Congress this week approved some long-awaited simplifications to the Free Application for Financial Student Aid – widely known as FAFSA – making it easier for students and their families to qualify for grants and loans.
About 20 questions will be eliminated from the lengthy form because the IRS will now be allowed to share income information directly with the Department of Education. That means that students, or their parents, won’t need to reference previous tax returns in order to fill out aid applications.
“This one simple change will have a pretty huge impact for student borrowers,” said Kaitlyn Vitez, a director at the US Public Interest Research Group, a nonprofit that advocates for consumers.
Without filling out the form, students aren’t allowed to take out federal student loans or receive federal grants. But making a mistake on the FAFSA can cost students money.
The legislative change should leave less room for error, and will also make it easier for borrowers enrolled in an income-driven repayment plan after leaving school. The plans allow them to pay a smaller amount each month to pay off their debt, depending on how much they earn.
But currently, those borrowers are required to re-certify their income each year. If they make a mistake or run into problems with their paperwork, their monthly loan bill could be a lot bigger until things are worked out.
By allowing the IRS to share information with the Department of Education, borrowers will no longer have to submit income information annually. It will be updated automatically.
It’s unclear whether the changes will go into effect fast enough for to impact students applying for financial aid during the 2020-2021 school year, Vitez said.
The financial aid changes had bipartisan support and were included in legislation that provides permanent funding for historically black colleges and universities and other minority-serving institutions. It was passed by both the House and Senate on Tuesday. President Donald Trump is expected to sign the bill.

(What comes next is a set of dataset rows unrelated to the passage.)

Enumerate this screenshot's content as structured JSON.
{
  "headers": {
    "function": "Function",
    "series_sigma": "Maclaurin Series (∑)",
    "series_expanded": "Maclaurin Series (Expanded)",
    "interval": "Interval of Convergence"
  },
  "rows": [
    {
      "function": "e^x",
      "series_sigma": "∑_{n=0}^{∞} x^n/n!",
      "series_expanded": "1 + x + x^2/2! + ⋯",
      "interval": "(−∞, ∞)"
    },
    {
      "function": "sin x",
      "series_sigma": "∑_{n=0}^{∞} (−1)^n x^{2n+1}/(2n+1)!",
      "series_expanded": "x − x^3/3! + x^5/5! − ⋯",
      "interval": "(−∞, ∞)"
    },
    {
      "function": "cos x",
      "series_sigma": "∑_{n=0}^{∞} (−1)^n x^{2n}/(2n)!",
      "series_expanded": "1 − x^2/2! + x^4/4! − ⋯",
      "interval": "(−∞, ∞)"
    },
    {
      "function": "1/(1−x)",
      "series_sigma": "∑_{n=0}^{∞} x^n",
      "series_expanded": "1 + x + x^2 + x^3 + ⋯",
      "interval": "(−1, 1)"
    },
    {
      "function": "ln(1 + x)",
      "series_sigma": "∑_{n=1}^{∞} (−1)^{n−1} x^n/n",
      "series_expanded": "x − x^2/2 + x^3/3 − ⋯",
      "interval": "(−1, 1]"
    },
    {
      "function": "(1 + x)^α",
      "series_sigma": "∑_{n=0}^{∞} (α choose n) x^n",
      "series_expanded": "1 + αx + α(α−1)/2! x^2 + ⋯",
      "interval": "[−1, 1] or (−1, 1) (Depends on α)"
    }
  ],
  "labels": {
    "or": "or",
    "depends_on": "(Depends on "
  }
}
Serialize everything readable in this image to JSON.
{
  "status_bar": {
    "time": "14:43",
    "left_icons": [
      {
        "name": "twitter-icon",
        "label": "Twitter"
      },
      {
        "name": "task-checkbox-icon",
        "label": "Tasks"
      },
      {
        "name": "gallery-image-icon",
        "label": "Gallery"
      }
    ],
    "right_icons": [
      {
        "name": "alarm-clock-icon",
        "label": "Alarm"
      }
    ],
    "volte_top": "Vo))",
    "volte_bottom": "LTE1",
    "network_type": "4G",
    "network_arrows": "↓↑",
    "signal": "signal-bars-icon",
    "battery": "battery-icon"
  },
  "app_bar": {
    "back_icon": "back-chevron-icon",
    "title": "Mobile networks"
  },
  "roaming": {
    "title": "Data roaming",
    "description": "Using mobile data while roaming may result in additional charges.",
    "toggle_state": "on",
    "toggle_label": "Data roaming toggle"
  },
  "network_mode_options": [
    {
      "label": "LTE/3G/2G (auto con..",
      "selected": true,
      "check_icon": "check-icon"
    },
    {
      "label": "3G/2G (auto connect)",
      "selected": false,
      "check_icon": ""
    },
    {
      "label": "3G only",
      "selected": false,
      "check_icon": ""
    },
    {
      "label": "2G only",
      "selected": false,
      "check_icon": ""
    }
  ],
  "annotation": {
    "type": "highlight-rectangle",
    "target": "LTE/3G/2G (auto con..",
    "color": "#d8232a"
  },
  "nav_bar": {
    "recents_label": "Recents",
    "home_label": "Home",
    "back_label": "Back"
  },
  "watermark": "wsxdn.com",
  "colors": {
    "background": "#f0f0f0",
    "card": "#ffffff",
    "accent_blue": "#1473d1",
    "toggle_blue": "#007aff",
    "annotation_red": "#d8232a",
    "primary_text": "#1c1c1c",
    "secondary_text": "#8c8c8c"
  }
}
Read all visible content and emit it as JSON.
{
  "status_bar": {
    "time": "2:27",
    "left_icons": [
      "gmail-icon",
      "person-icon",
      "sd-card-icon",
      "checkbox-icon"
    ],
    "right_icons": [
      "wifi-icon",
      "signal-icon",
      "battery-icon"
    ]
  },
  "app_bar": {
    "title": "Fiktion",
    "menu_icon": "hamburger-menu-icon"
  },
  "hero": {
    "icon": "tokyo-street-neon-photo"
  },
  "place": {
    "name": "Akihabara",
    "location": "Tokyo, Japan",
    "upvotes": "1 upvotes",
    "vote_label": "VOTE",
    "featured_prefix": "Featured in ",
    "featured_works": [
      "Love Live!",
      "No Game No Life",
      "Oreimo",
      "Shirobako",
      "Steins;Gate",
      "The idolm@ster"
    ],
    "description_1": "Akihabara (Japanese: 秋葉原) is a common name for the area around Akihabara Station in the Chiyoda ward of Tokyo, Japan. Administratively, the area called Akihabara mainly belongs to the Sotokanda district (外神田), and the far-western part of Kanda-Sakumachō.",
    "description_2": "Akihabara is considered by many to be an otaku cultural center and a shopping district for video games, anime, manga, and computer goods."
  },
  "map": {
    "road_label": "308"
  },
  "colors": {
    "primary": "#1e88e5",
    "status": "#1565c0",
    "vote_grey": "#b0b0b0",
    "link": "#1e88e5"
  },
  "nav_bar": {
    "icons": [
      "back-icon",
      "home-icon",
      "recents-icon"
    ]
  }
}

Congress may consider more changes to the financial aid form next year as lawmakers negotiate an overhaul to Higher Education Act. Senate Education Committee Chairman Lamar Alexander, a Republican from Tennessee, is pushing to make the form even shorter, cutting the number of questions down from 108 to between 18 and 30. It’s been a long-standing priority for the Senator, who will be retiring at the end of next year.